> _Supplied information_:
★ ★ ★
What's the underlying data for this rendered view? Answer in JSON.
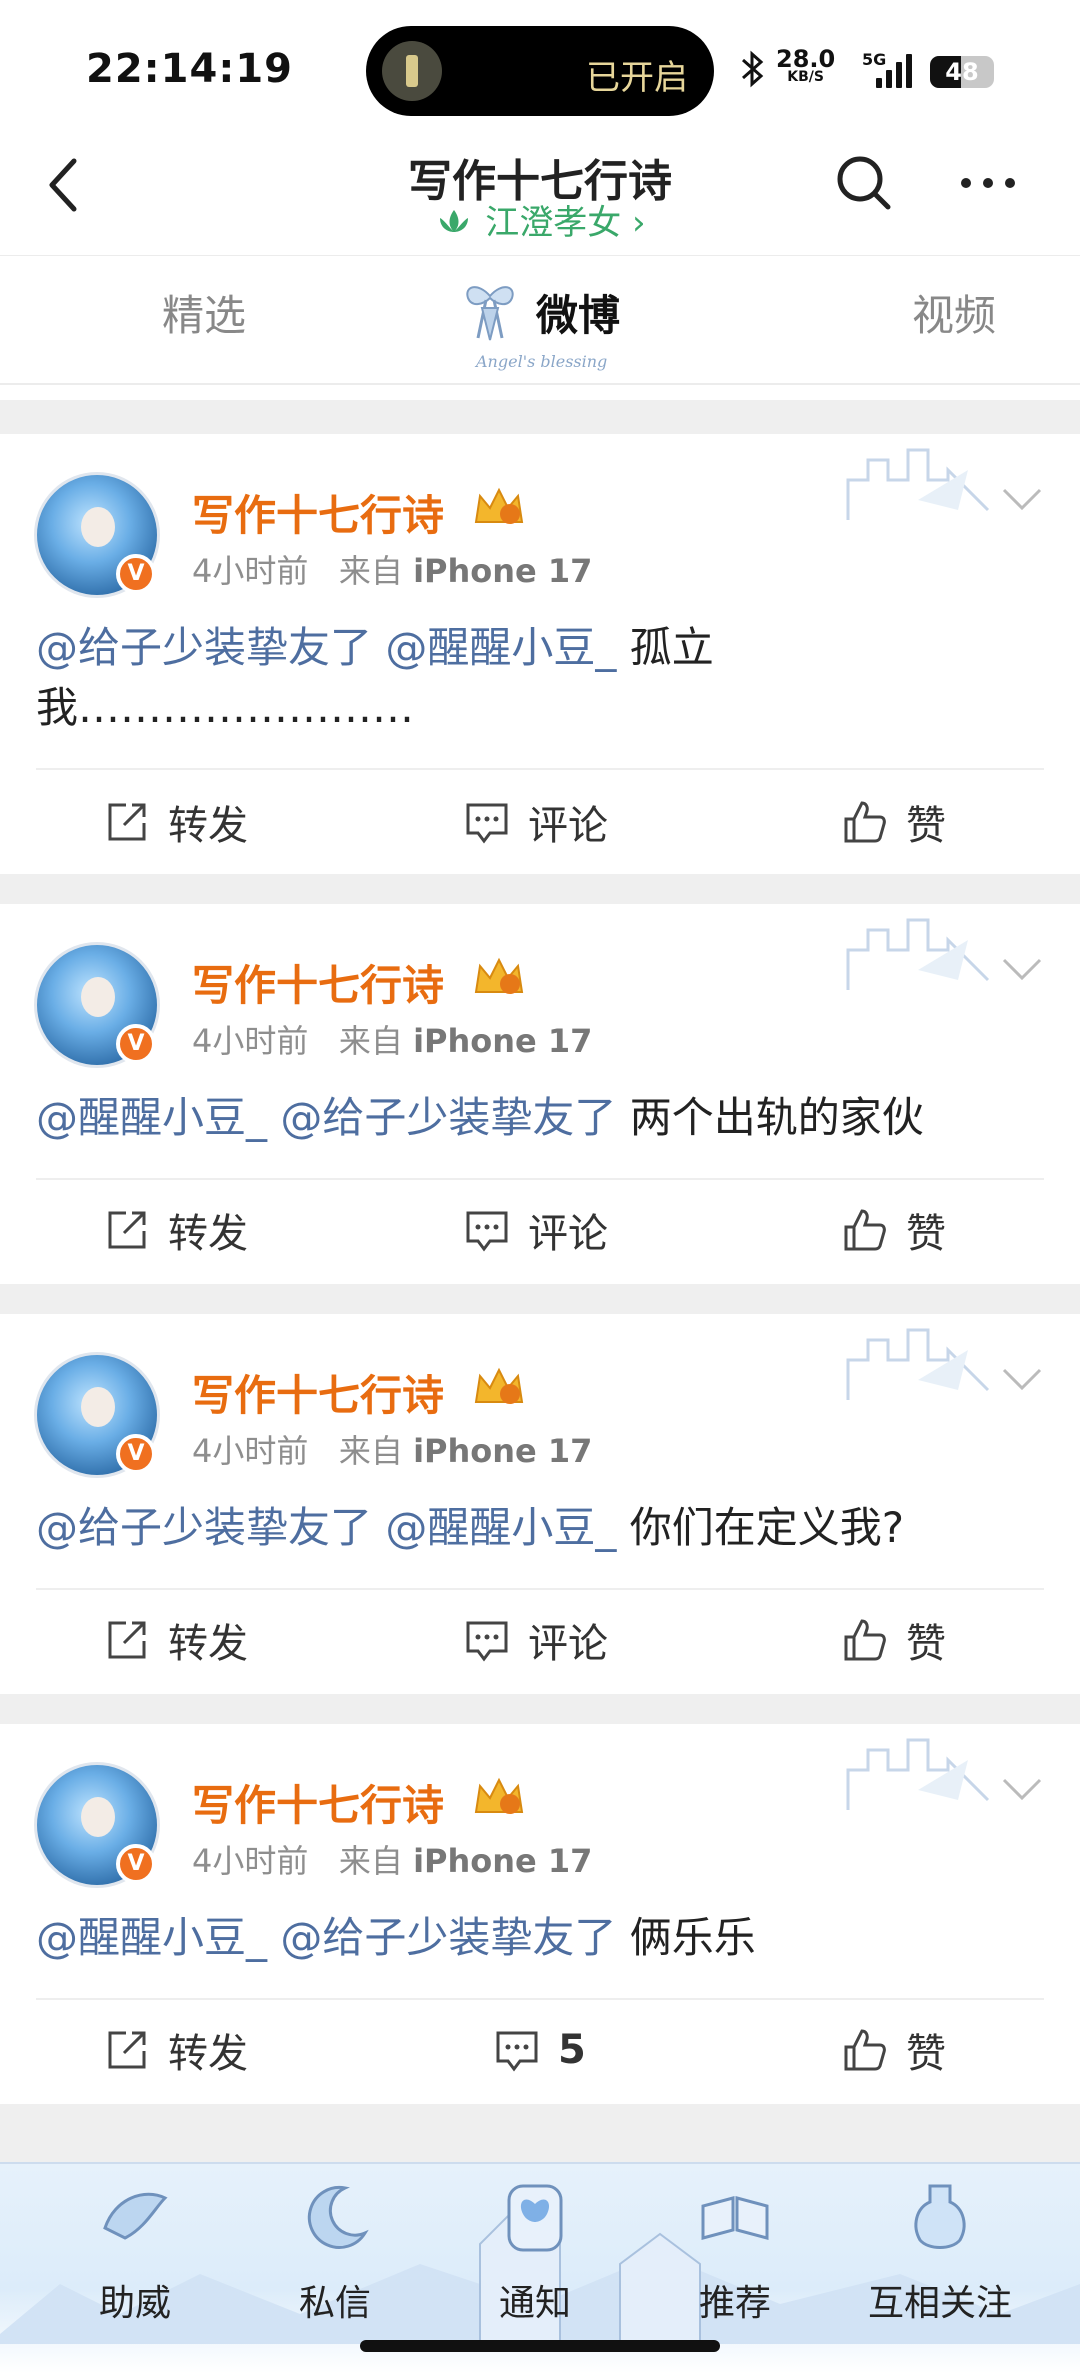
{
  "status_bar": {
    "time": "22:14:19",
    "island_text": "已开启",
    "net_speed": "28.0",
    "net_unit": "KB/S",
    "signal_label": "5G",
    "battery": "48",
    "battery_level": 0.48
  },
  "nav": {
    "title": "写作十七行诗",
    "subtitle": "江澄孝女 ›"
  },
  "tabs": [
    {
      "label": "精选"
    },
    {
      "label": "微博"
    },
    {
      "label": "视频"
    }
  ],
  "tab_deco_text": "Angel's blessing",
  "posts": [
    {
      "author": "写作十七行诗",
      "time": "4小时前",
      "source_prefix": "来自",
      "source": "iPhone 17",
      "mention1": "@给子少装挚友了",
      "mention2": "@醒醒小豆_",
      "text_rest": " 孤立我……………………",
      "repost": "转发",
      "comment": "评论",
      "like": "赞"
    },
    {
      "author": "写作十七行诗",
      "time": "4小时前",
      "source_prefix": "来自",
      "source": "iPhone 17",
      "mention1": "@醒醒小豆_",
      "mention2": "@给子少装挚友了",
      "text_rest": " 两个出轨的家伙",
      "repost": "转发",
      "comment": "评论",
      "like": "赞"
    },
    {
      "author": "写作十七行诗",
      "time": "4小时前",
      "source_prefix": "来自",
      "source": "iPhone 17",
      "mention1": "@给子少装挚友了",
      "mention2": "@醒醒小豆_",
      "text_rest": " 你们在定义我?",
      "repost": "转发",
      "comment": "评论",
      "like": "赞"
    },
    {
      "author": "写作十七行诗",
      "time": "4小时前",
      "source_prefix": "来自",
      "source": "iPhone 17",
      "mention1": "@醒醒小豆_",
      "mention2": "@给子少装挚友了",
      "text_rest": " 俩乐乐",
      "repost": "转发",
      "comment": "5",
      "like": "赞"
    }
  ],
  "bottom_bar": [
    {
      "label": "助威"
    },
    {
      "label": "私信"
    },
    {
      "label": "通知"
    },
    {
      "label": "推荐"
    },
    {
      "label": "互相关注"
    }
  ],
  "colors": {
    "author": "#e86c10",
    "mention": "#4e6ea0",
    "subtitle_green": "#3aa86a"
  }
}
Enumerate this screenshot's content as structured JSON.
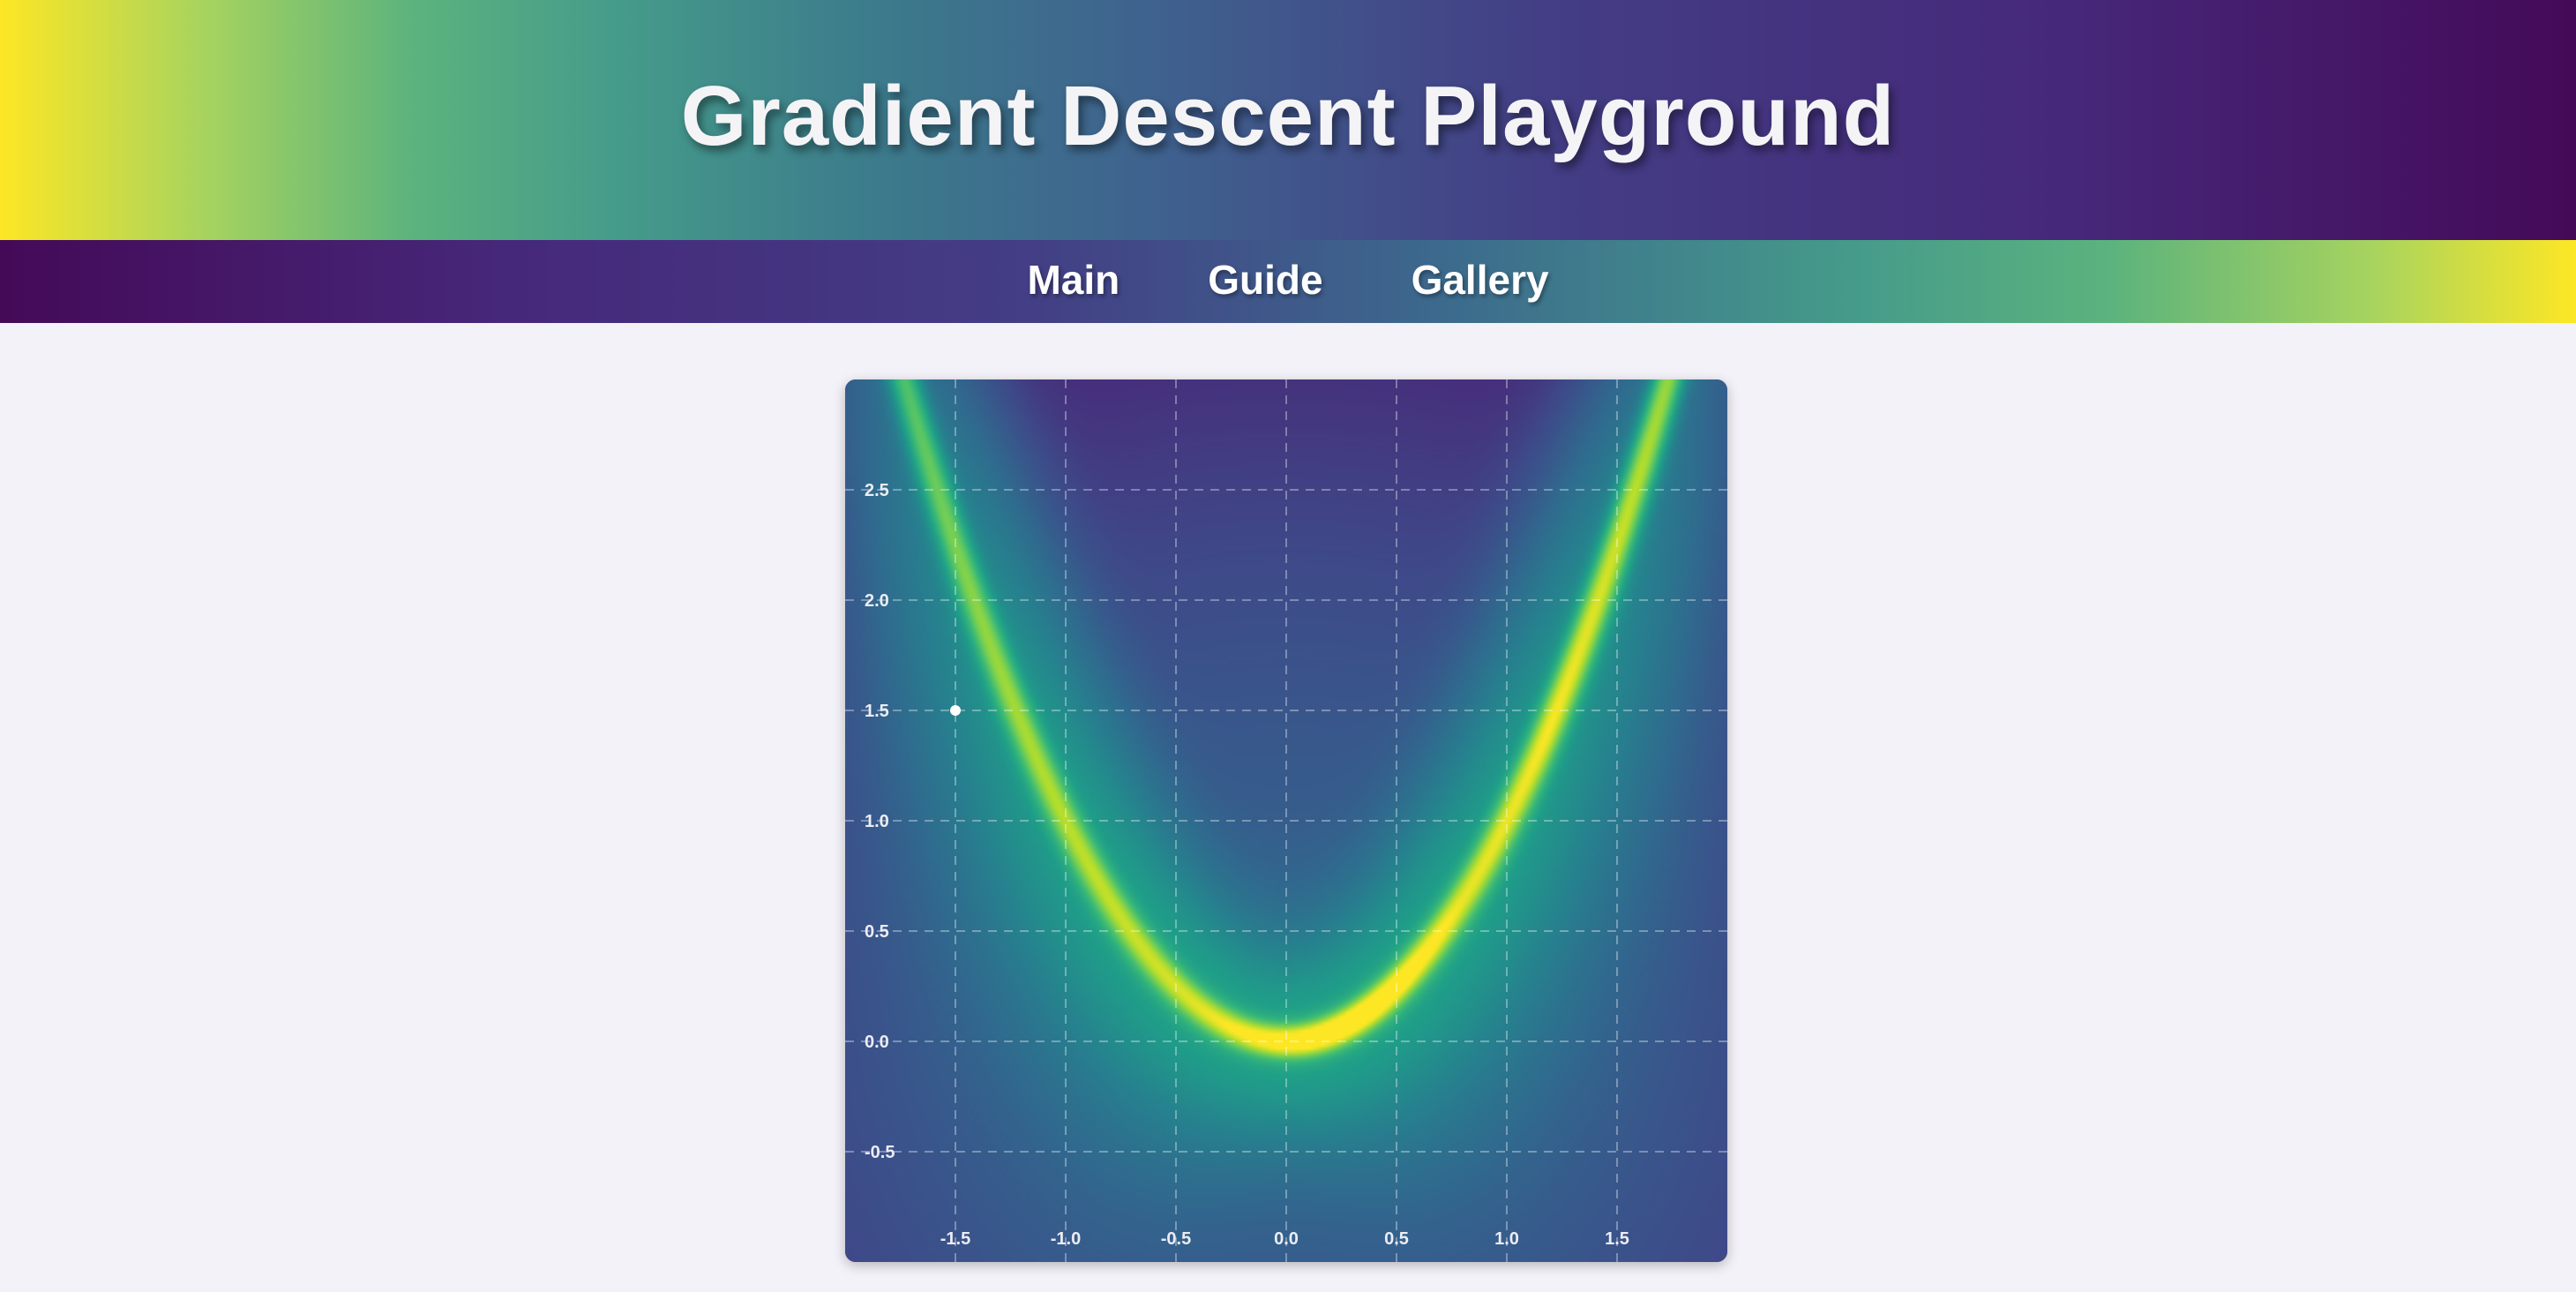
{
  "header": {
    "title": "Gradient Descent Playground"
  },
  "nav": {
    "items": [
      {
        "label": "Main"
      },
      {
        "label": "Guide"
      },
      {
        "label": "Gallery"
      }
    ]
  },
  "plot": {
    "function": "rosenbrock",
    "colormap": "viridis",
    "x_ticks": [
      "-1.5",
      "-1.0",
      "-0.5",
      "0.0",
      "0.5",
      "1.0",
      "1.5"
    ],
    "y_ticks": [
      "2.5",
      "2.0",
      "1.5",
      "1.0",
      "0.5",
      "0.0",
      "-0.5"
    ],
    "x_range": [
      -2.0,
      2.0
    ],
    "y_range": [
      -1.0,
      3.0
    ],
    "start_point": {
      "x": -1.5,
      "y": 1.5
    }
  }
}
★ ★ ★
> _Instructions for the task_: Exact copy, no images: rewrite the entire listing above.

> _Finished exercise_:
What's the underlying data for this rendered view? Answer in JSON.
{
  "status_bar": {
    "time": "22:14:19",
    "island_text": "已开启",
    "net_speed": "28.0",
    "net_unit": "KB/S",
    "signal_label": "5G",
    "battery": "48",
    "battery_level": 0.48
  },
  "nav": {
    "title": "写作十七行诗",
    "subtitle": "江澄孝女 ›"
  },
  "tabs": [
    {
      "label": "精选"
    },
    {
      "label": "微博"
    },
    {
      "label": "视频"
    }
  ],
  "tab_deco_text": "Angel's blessing",
  "posts": [
    {
      "author": "写作十七行诗",
      "time": "4小时前",
      "source_prefix": "来自",
      "source": "iPhone 17",
      "mention1": "@给子少装挚友了",
      "mention2": "@醒醒小豆_",
      "text_rest": " 孤立我……………………",
      "repost": "转发",
      "comment": "评论",
      "like": "赞"
    },
    {
      "author": "写作十七行诗",
      "time": "4小时前",
      "source_prefix": "来自",
      "source": "iPhone 17",
      "mention1": "@醒醒小豆_",
      "mention2": "@给子少装挚友了",
      "text_rest": " 两个出轨的家伙",
      "repost": "转发",
      "comment": "评论",
      "like": "赞"
    },
    {
      "author": "写作十七行诗",
      "time": "4小时前",
      "source_prefix": "来自",
      "source": "iPhone 17",
      "mention1": "@给子少装挚友了",
      "mention2": "@醒醒小豆_",
      "text_rest": " 你们在定义我?",
      "repost": "转发",
      "comment": "评论",
      "like": "赞"
    },
    {
      "author": "写作十七行诗",
      "time": "4小时前",
      "source_prefix": "来自",
      "source": "iPhone 17",
      "mention1": "@醒醒小豆_",
      "mention2": "@给子少装挚友了",
      "text_rest": " 俩乐乐",
      "repost": "转发",
      "comment": "5",
      "like": "赞"
    }
  ],
  "bottom_bar": [
    {
      "label": "助威"
    },
    {
      "label": "私信"
    },
    {
      "label": "通知"
    },
    {
      "label": "推荐"
    },
    {
      "label": "互相关注"
    }
  ],
  "colors": {
    "author": "#e86c10",
    "mention": "#4e6ea0",
    "subtitle_green": "#3aa86a"
  }
}
Enumerate this screenshot's content as structured JSON.
{
  "header": {
    "title": "Gradient Descent Playground"
  },
  "nav": {
    "items": [
      {
        "label": "Main"
      },
      {
        "label": "Guide"
      },
      {
        "label": "Gallery"
      }
    ]
  },
  "plot": {
    "function": "rosenbrock",
    "colormap": "viridis",
    "x_ticks": [
      "-1.5",
      "-1.0",
      "-0.5",
      "0.0",
      "0.5",
      "1.0",
      "1.5"
    ],
    "y_ticks": [
      "2.5",
      "2.0",
      "1.5",
      "1.0",
      "0.5",
      "0.0",
      "-0.5"
    ],
    "x_range": [
      -2.0,
      2.0
    ],
    "y_range": [
      -1.0,
      3.0
    ],
    "start_point": {
      "x": -1.5,
      "y": 1.5
    }
  }
}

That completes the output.